Sham contracting arrangement results in penalty for Melbourne bike courier service
The Fair Work Ombudsman has secured a total of $72,000 in penalties against two companies after deliberate sham contracting activity resulted in a bicycle courier in Melbourne being underpaid more than $7000.
Z Transport Pty Ltd and another company, Boxbay Pty Ltd, have each been penalised $36,000 in the Federal Circuit Court in Melbourne.
Z Transport is owned by Victorian man Vincent John Smits. Boxbay is owned by Queensland man Peter Maurice Fitzgerald. No contraventions were found in respect of Mr Smits or Mr Fitzgerald.
Z Transport specialises in delivering products for various clients and Boxbay provides services, including labour, to Z Transport pursuant to an agreement between the companies.
The Fair Work Ombudsman investigated the companies after a bicycle courier, aged in his late 20s, lodged a complaint.
Fair Work Inspectors found that the courier was treated as a contractor, despite Z Transport and Boxbay being aware that his correct classification was as an employee.
The courier was paid a low contract rate based on the jobs he performed - but as an employee, he was entitled to receive employee entitlements under the Road Transport and Distribution Award, including minimum wages and leave entitlements.
This resulted in the courier being underpaid $7641 between February and November, 2013.
The Fair Work Ombudsman subsequently commenced legal action and Boxbay admitted in Court that it contravened sham contracting laws when it engaged the courier as a contractor to perform duties for Z Transport.

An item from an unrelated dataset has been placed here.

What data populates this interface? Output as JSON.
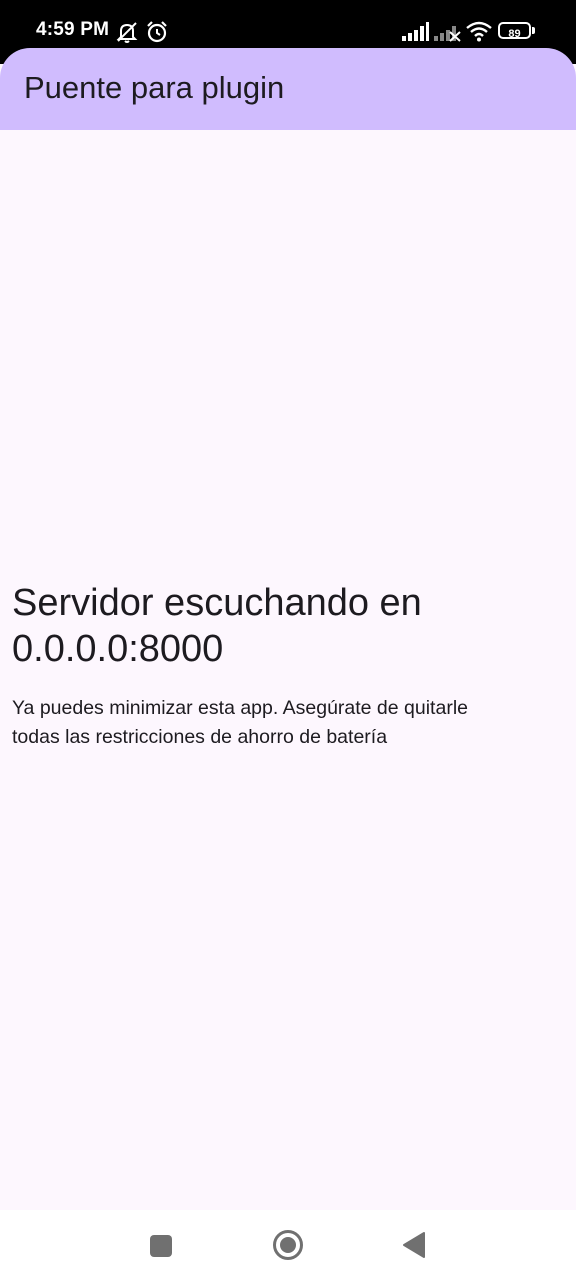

Z Transport admitted being involved in that contravention.
Boxbay also admitted underpaying the courier and contravening pay slip laws, and Z Transport admitted being involved in those contraventions.
The courier gave evidence that the underpayment had made it difficult for him to live week to week and resulted in him incurring significant credit card debt to cover everyday living expenses. He was back-paid shortly after the Fair Work Ombudsman commenced legal action.
In his judgment, Judge Grant Riethmuller found that the contraventions were deliberate because in 2012, the Fair Work Ombudsman had provided Z Transport and Boxbay with “significant material” explaining that the correct classification for their bicycle couriers was as employees, not contractors.
"I am persuaded that the contravention in this case was deliberate and made in circumstances where the true position had clearly been provided to the respondents by the FWO in 2012," Judge Riethmuller said.
"This is not a case where the events that transpired occurred either by accident, error, negligence or even recklessness."
Acting Fair Work Ombudsman Kristen Hannah says the Agency has a low tolerance for employers who engage in sham contracting arrangements.
"Disguising an employment relationship by unlawfully classifying workers as independent contractors is a devious way to avoid providing employees with their correct entitlements," Ms Hannah said.
"Employers ought to be warned that they cannot simply ignore our advice. We have a range of materials available in multiple languages and a dedicated small business helpline."
“There has never been more information freely available than there is today – the time for excuses is over,” Ms Hannah said.
Any employers or workers who have any uncertainty about whether practices at their workplace, including use of contractors, are appropriate can visit the Fair Work Ombudsman website at www.fairwork.gov.au.
Employers and employees seeking assistance can also contact the Fair Work Infoline on 13 13 94, with small businesses being able to opt to receive priority service.
A free interpreter service is available on 13 14 50 and information and helpful materials on the website are translated into 30 different languages.
Sign up to receive the Fair Work Ombudsman’s media releases direct to your email inbox at www.fairwork.gov.au/mediareleases.
Ryan Pedler, Assistant Director - Media
Mobile: 0411 430 902